by Terry Gillis

After a few months of discussions, Selwyn Township Parks and Recreation (Manager Mike Richardson) will be working in partnership with Sir Sanford Fleming College’s Forestry Programs (Joe Outram and Tom Mikel) in Ennismore Waterfront Park beginning this fall (2016).

Approximately 35 years ago, thousands of red and white pine trees were planted in tight rows within the fifty acre park. Today, according to experts, including ORCA, in order to maintain the health (and growth) of these trees the forest itself must be thinned out. As Mike Richardson said, “we have to thin the forest to thicken the trees.”

This is where Sir Sanford Fleming comes in. Students from the Forestry Programs will mark and remove every third or fourth row of trees. The felled trees will then be transported to the school’s sawmill, where the red and white pines will be turned into lumber and returned to the Municipality.

In addition to thinning the forest, Fleming students and faculty will also provide surveying and inventory services. Trees need to be counted, catalogued and examined for health threats. With the spread of the Emerald Ash Borer, these services will help keep Selwyn Township forests healthy and pest free.

The Emerald Ash Borer attacks both healthy and stressed Ash trees when its larvae tunnel through the tree’s vascular system which delivers water, nutrients and sugars throughout the tree. Emerald Ash Borer will only travel a few kilometres per year on its own; however it can be easily dispersed long distances by people moving infested materials, such as firewood, logs, lumber and woodchips.

The Selwyn Township Parks and Recreation and Sir Sanford Fleming College partnership is a beneficial one for both parties. The Township receives expert assistance and students receive invaluable hands-on practical experience.

It is expected that the partnership will continue for a long time. Every five years or so, the woodlands throughout the municipality will require thinning, and students from Fleming will require experience.


KPR held first public Info session on new K-8 school

bY terry gillis

On Wednesday, April 20, the Kawartha Pine Ridge District School Board held the first Public Meeting to discuss their plans for the relocation of Ridpath Public School to the current Lakefield District Secondary School building and share their vision of what the new elementary school could be.

The meeting was to accomplish two things; to provide information to the community and to receive stakeholder opinions, suggestions and preferences as to whether parents (especially) would prefer the school board extend the current Ridpath facility or create a new Grade K-8 school at LDSS.

Superintendents Steve Girardi and Greg Ingram hosted the informal information session and Board Trustees Mary Lynch-Taylor and Diane Lloyd were on hand to answer questions as well. Current Ridpath Public School Principal, Penny Hope, and a number of teachers were also in attendance to learn more about what may or may not be happening to the school and to offer their thoughts, opinions and suggestions.

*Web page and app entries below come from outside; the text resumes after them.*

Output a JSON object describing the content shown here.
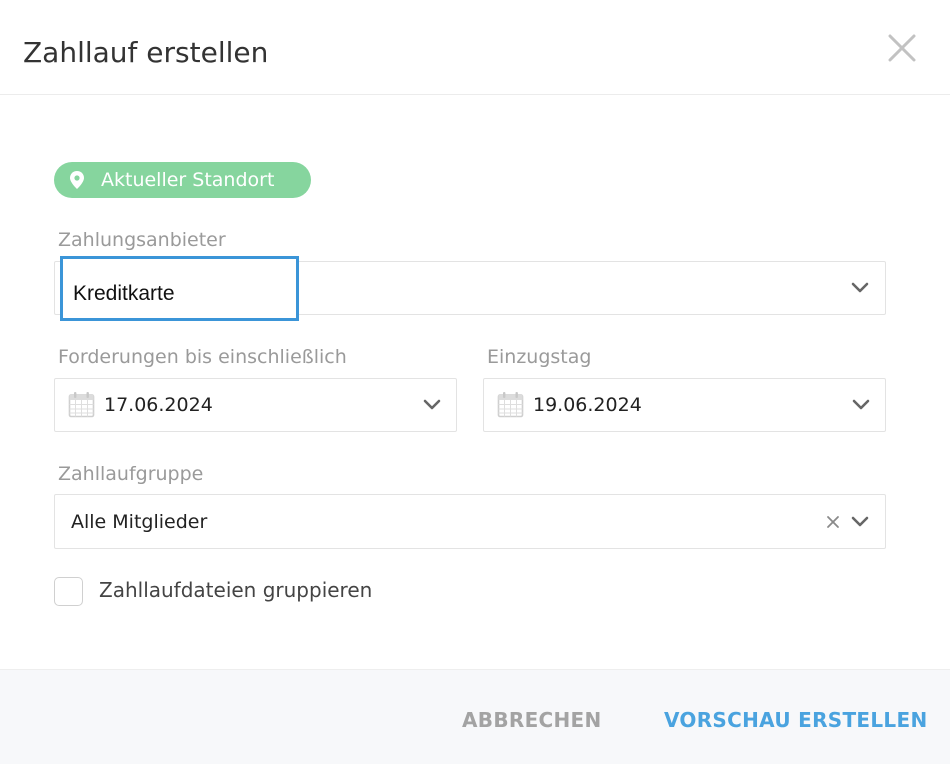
{
  "dialog": {
    "title": "Zahllauf erstellen"
  },
  "location": {
    "label": "Aktueller Standort",
    "color": "#86d59e",
    "icon": "map-pin-icon"
  },
  "payment_provider": {
    "label": "Zahlungsanbieter",
    "value": "Kreditkarte"
  },
  "claims_until": {
    "label": "Forderungen bis einschließlich",
    "value": "17.06.2024",
    "icon": "calendar-icon"
  },
  "collection_day": {
    "label": "Einzugstag",
    "value": "19.06.2024",
    "icon": "calendar-icon"
  },
  "run_group": {
    "label": "Zahllaufgruppe",
    "value": "Alle Mitglieder"
  },
  "group_files": {
    "label": "Zahllaufdateien gruppieren",
    "checked": false
  },
  "footer": {
    "cancel_label": "ABBRECHEN",
    "primary_label": "VORSCHAU ERSTELLEN",
    "primary_color": "#4aa3df",
    "highlight_color": "#3b95d8"
  }
}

Many of the questions from the audience (of approximately 75 people) centred around student safety. Parents were concerned about their young children having to cross the Bridge Street bridge, having to disembark near a busy road, and play areas near businesses. Both KPR staff and Selwyn Township Deputy Mayor, Sherry Senis, assured the audience that every effort would be made to ensure that the students would be provided with a safe environment.

Superintendents Ingram and Girardi told attendees that they were confident that the $4.9 million in funding to renovate the school, no matter whether that will be adding on to Ridpath or redesigning LDSS, will be received on time to have the K-8 school ready and open for September 2017.